E. The N-Word Pervades the Workplace with the Disease of Racism.

A singular use of the N-word at work is pervasive; like a contagion, it embeds and replicates the pathogenic racial subjugation-domination dynamic in the workplace culture. See Rebecca Gibian, Why Words Matter: The Neuroscience of Hate Speech, Inside Hook (Nov. 1, 2018), https://www.insidehook. (repeated exposure to hate speech can increase prejudice and desensitize individuals to verbal aggression).

Aside from the acute psychic and physical harm the N-word can have on its target, its collateral consequences are ongoing and pervasive: Racially discriminatory conduct, particularly when it goes unabated, can poison the work environment, validate and encourage additional hateful conduct, and create a chain reaction effect throughout the workplace. Racial slurs, particularly in an office environment, are a means of enforcing and maintaining social hierarchy. “[A] key antecedent for those who use racial slurs is the desire for their dominant social group ... to retain a dominant social position relative to members of subordinate groups.” Ashleigh Shelby Rosette et al., Why Do Racial Slurs Remain Prevalent in the Workplace? Integrating Theory on Intergroup Behavior, 24 Org. Sci. 1402, 1403 (2013). “Racial slurs are used to reinforce divides between racial groups.” Id. at 1405. Indeed, members of the socially dominant group tend to remain silent when they observe the use of racial slurs by other members of the same group against a target in a subordinate group. Id.

Moreover, when accepted in the workplace as shoptalk or “mere utterance,” the N-word desensitizes bystanders, increasing the racial empathy gap that underwrites myriad terrible social outcomes for Black people. Americans are socialized to feel less empathy for Black people due to conditioning by hegemonic stereotypes. Jason Silverstein, I Don't Feel Your Pain: A failure of empathy perpetuates racial disparities, Slate (June 27, 2013), https://slate.com/technology/2013/06/ racial-empathy-gap-people-dont-perceive-pain-in-other-races.html. Based on experimentation, neuroscientists conclude that exposure to hate speech increases prejudice through desensitization, and that dehumanizing the target may reduce empathy. Id.

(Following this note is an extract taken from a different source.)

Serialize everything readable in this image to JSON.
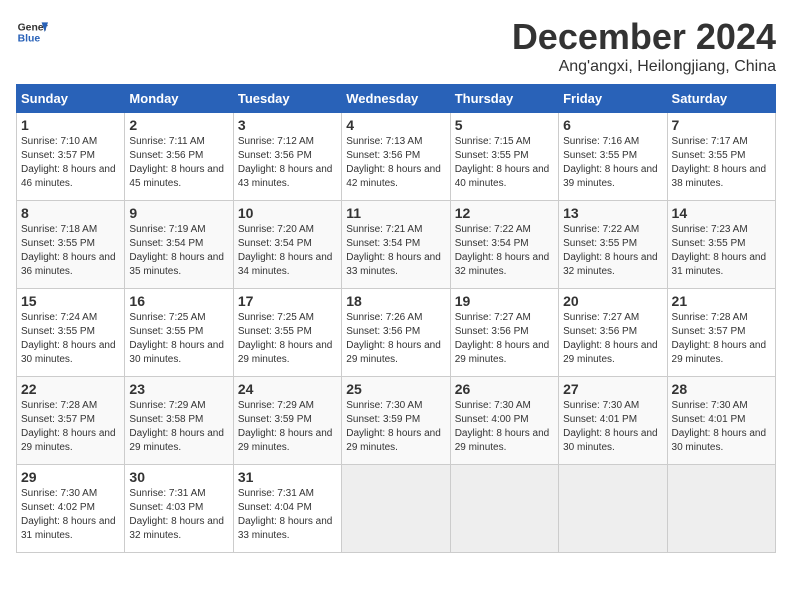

The use of the N-word in the workplace thus has the institutional effect of replicating race-based social hierarchies, and at the interpersonal level, it may empower office colleagues to engage in similar (or even escalated) harassing conduct. Ultimately, a single, isolated incident can be infectious, increasing the likelihood of subsequent racial slurs and other forms of discrimination. The Seventh Circuit in Daniels v. Essex Group, Inc., 937 F.2d 1264 (7th Cir. 1991), described this very phenomenon. There, the unaddressed “racial taunts” (“Nigger jokes”) against a Black employee by coworkers escalated over time to violent threats and a facsimile lynching of a black dummy marking “the outbreak of a more injurious strain of the virus of racism that had already infected the workplace.” Id. at 1266, 1274-75.

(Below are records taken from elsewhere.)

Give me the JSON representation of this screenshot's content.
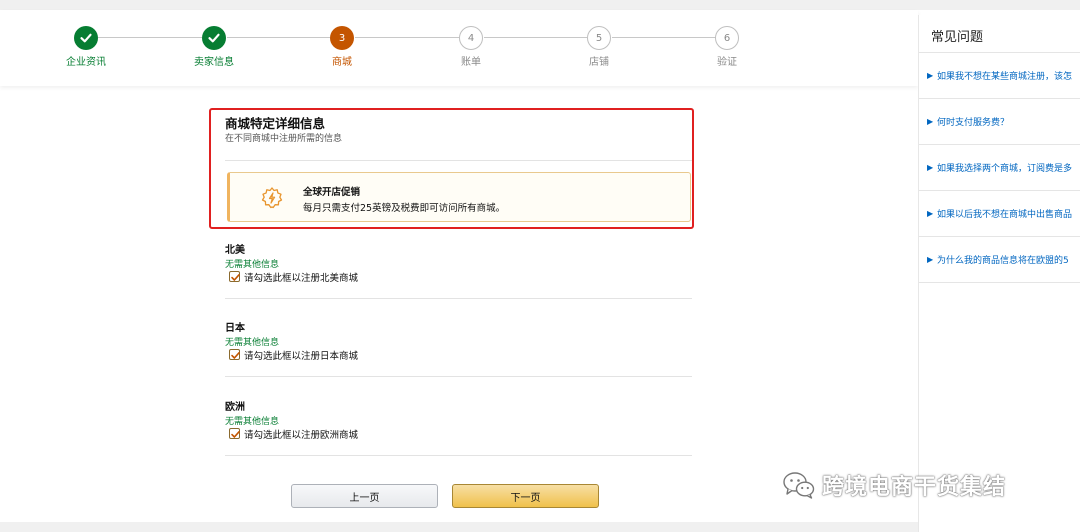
{
  "stepper": {
    "steps": [
      {
        "number": "1",
        "label": "企业资讯",
        "state": "done"
      },
      {
        "number": "2",
        "label": "卖家信息",
        "state": "done"
      },
      {
        "number": "3",
        "label": "商城",
        "state": "active"
      },
      {
        "number": "4",
        "label": "账单",
        "state": "todo"
      },
      {
        "number": "5",
        "label": "店铺",
        "state": "todo"
      },
      {
        "number": "6",
        "label": "验证",
        "state": "todo"
      }
    ]
  },
  "section": {
    "title": "商城特定详细信息",
    "subtitle": "在不同商城中注册所需的信息"
  },
  "promo": {
    "icon": "badge-icon",
    "title": "全球开店促销",
    "body": "每月只需支付25英镑及税费即可访问所有商城。"
  },
  "regions": [
    {
      "name": "北美",
      "note": "无需其他信息",
      "checkbox_label": "请勾选此框以注册北美商城",
      "checked": true
    },
    {
      "name": "日本",
      "note": "无需其他信息",
      "checkbox_label": "请勾选此框以注册日本商城",
      "checked": true
    },
    {
      "name": "欧洲",
      "note": "无需其他信息",
      "checkbox_label": "请勾选此框以注册欧洲商城",
      "checked": true
    }
  ],
  "buttons": {
    "prev_label": "上一页",
    "next_label": "下一页"
  },
  "faq": {
    "title": "常见问题",
    "items": [
      {
        "text": "如果我不想在某些商城注册，该怎"
      },
      {
        "text": "何时支付服务费？"
      },
      {
        "text": "如果我选择两个商城，订阅费是多"
      },
      {
        "text": "如果以后我不想在商城中出售商品"
      },
      {
        "text": "为什么我的商品信息将在欧盟的5"
      }
    ]
  },
  "watermark": {
    "text": "跨境电商干货集结",
    "icon": "wechat-icon"
  },
  "colors": {
    "done_green": "#067d32",
    "active_orange": "#c45500",
    "link_blue": "#0066c0",
    "highlight_red": "#e02020",
    "next_button": "#f0c14b"
  }
}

African Americans are vulnerable to unique forms of workplace hostility and systemic industrial inequality. For example, Black women are more likely than white women to suffer workplace sexual harassment. Black Women Disproportionately Experience Workplace Sexual Harassment, New NWLC Report Reveals, Nat'l Women's Law Ctr. (Aug. 2, 2018), https://nwlc.org/press-releases/black-women-disproportionately-experience-workplace-sexual-harassment-new-nwlc-report-reveals/. Further, they are likely to be treated unfairly in promotions and training and discriminated against in advancement opportunities. Andie Kramer, Recognizing Workplace Challenges Faced by Black Women Leaders, Forbes (Jan. 7, 2020), https://www.forbes.com/sites/andiekramer/ 2020/01/07/recognizing-workplace-challenges-faced-by-black-women-leaders/.

Recognizing that African American workers suffer unique, outsized racialized harms is consistent with Title VII's recognition of the importance of subjective experience in assessing harassment violations.